■ What the task asks
Go through the records and count the lines where the string "this" occurs. Reply with the number only.
[Material to process Boundary: Start]
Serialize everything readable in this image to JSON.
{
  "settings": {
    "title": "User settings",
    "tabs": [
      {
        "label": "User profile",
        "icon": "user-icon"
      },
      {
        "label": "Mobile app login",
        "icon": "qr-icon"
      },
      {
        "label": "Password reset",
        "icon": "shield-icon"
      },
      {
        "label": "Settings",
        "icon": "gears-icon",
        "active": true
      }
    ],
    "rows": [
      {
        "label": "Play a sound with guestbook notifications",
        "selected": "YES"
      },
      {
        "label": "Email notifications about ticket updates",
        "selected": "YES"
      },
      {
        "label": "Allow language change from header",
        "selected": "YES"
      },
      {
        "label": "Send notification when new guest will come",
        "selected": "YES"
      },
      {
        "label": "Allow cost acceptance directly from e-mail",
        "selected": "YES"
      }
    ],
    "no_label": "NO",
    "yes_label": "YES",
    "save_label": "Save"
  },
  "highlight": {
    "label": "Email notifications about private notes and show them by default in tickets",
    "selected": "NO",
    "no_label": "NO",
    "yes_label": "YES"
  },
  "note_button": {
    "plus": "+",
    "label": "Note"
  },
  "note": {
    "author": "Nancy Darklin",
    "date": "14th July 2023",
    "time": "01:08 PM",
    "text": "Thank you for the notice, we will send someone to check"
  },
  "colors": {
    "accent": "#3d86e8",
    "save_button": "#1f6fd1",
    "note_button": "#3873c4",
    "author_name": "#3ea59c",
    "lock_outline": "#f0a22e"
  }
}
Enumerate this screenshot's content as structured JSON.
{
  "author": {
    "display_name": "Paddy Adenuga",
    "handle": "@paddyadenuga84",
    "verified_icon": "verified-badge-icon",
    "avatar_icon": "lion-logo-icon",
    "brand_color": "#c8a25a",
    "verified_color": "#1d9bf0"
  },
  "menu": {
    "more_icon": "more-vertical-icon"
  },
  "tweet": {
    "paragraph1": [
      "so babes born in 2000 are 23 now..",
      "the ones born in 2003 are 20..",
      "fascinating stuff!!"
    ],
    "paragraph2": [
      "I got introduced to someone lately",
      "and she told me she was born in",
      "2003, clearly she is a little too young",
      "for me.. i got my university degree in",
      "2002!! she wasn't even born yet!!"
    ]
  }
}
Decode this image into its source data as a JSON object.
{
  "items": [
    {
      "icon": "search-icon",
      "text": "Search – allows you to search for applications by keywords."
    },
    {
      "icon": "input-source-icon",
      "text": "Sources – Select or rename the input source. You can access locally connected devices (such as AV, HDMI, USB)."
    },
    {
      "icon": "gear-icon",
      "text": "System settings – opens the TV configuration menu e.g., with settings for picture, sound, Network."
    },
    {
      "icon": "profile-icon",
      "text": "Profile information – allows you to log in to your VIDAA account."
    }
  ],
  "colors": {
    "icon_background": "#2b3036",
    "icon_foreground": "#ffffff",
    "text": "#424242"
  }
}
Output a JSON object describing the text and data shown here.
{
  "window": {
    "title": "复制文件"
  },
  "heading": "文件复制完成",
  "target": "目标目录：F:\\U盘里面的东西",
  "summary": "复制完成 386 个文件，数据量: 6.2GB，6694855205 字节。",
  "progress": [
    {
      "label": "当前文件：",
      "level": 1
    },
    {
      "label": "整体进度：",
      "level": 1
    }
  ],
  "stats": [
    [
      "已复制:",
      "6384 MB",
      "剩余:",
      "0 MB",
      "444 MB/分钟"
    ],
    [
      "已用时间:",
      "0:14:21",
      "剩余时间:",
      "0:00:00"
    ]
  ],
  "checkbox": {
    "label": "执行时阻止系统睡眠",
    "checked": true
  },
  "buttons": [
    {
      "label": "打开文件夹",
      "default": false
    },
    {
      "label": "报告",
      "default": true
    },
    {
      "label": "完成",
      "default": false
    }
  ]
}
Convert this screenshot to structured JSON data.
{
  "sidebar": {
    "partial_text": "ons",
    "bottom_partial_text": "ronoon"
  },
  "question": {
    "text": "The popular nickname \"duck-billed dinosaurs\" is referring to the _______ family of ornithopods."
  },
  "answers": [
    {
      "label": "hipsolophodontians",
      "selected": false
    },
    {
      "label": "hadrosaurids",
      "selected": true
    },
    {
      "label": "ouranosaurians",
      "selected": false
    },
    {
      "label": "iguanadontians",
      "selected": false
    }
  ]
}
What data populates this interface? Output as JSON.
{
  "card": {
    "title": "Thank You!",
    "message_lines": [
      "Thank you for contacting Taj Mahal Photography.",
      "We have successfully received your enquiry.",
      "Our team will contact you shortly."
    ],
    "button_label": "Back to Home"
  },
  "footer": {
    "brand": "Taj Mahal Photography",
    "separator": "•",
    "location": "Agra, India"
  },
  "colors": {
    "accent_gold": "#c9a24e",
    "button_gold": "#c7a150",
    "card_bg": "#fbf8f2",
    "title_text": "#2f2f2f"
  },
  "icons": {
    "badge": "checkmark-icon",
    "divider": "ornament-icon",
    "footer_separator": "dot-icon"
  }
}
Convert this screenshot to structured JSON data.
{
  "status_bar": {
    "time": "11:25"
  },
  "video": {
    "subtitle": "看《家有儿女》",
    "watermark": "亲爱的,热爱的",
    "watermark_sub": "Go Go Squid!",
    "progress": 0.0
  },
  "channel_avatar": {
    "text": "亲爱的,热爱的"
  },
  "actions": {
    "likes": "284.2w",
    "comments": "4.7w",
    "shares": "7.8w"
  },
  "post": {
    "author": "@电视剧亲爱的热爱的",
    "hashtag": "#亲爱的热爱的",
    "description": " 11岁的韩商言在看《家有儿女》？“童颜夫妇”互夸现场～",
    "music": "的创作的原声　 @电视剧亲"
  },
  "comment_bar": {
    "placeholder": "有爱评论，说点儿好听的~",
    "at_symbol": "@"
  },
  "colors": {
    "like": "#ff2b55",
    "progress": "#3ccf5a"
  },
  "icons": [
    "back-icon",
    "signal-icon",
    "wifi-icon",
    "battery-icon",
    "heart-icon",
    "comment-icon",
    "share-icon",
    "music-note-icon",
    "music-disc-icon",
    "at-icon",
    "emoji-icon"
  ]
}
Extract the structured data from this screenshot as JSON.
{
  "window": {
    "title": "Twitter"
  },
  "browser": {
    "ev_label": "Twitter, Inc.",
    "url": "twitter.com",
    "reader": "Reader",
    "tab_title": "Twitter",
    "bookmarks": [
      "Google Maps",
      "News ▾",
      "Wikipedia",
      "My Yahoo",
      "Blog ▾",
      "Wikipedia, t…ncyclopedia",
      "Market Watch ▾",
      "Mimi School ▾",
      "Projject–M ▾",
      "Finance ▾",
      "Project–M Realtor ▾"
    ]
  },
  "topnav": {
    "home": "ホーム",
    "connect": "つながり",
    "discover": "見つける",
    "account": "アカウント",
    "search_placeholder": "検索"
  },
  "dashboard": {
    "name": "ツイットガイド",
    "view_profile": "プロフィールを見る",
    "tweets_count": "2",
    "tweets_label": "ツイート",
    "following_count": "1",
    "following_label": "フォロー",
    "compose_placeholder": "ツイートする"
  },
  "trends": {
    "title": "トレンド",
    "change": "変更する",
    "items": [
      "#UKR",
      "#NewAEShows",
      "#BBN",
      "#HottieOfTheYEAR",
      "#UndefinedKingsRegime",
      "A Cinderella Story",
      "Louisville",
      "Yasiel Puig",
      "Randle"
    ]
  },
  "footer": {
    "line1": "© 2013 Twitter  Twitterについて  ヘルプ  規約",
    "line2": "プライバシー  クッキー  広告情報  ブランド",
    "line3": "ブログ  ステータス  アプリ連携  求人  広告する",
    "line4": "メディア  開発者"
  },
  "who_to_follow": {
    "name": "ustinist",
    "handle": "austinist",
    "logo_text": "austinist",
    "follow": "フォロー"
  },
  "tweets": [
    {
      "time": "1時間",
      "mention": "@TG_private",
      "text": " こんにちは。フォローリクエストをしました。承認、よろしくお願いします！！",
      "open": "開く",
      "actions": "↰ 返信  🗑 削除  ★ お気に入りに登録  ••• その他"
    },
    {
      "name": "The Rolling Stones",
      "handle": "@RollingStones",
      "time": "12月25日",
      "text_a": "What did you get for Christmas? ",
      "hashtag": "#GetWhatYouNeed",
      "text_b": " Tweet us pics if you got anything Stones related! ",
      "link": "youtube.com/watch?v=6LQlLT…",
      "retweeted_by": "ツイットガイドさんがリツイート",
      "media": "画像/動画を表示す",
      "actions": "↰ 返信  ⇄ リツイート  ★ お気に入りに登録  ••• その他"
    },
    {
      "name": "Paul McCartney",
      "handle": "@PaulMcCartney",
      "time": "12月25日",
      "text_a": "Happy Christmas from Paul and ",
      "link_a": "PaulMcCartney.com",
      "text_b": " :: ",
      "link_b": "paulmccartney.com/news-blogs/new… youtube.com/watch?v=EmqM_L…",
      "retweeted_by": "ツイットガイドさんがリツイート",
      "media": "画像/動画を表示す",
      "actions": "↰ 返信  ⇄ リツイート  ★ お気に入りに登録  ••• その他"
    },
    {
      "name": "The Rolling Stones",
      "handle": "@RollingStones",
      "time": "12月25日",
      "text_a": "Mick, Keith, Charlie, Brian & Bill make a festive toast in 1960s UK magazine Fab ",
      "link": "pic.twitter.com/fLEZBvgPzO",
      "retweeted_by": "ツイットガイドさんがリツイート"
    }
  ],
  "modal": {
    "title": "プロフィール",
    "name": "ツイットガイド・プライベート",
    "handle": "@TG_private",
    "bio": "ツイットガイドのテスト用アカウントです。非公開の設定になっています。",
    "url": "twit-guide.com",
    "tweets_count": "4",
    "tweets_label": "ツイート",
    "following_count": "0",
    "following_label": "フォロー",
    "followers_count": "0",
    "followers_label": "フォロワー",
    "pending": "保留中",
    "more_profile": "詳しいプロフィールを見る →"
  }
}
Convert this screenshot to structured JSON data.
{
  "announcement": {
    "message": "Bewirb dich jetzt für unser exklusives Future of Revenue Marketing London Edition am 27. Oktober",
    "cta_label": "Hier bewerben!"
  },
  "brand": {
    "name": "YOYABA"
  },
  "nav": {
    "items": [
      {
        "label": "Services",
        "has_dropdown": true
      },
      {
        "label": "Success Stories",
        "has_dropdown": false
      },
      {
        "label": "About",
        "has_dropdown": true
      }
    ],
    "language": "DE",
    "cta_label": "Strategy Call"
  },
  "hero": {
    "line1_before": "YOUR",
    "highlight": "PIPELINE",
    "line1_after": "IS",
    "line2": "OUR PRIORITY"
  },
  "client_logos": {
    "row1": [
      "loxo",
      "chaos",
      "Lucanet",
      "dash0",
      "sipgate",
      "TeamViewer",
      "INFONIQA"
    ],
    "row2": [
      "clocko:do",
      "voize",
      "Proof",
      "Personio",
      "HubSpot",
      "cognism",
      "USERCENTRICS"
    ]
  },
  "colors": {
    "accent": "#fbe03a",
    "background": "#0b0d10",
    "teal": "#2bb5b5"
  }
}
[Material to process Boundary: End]
■ Response
8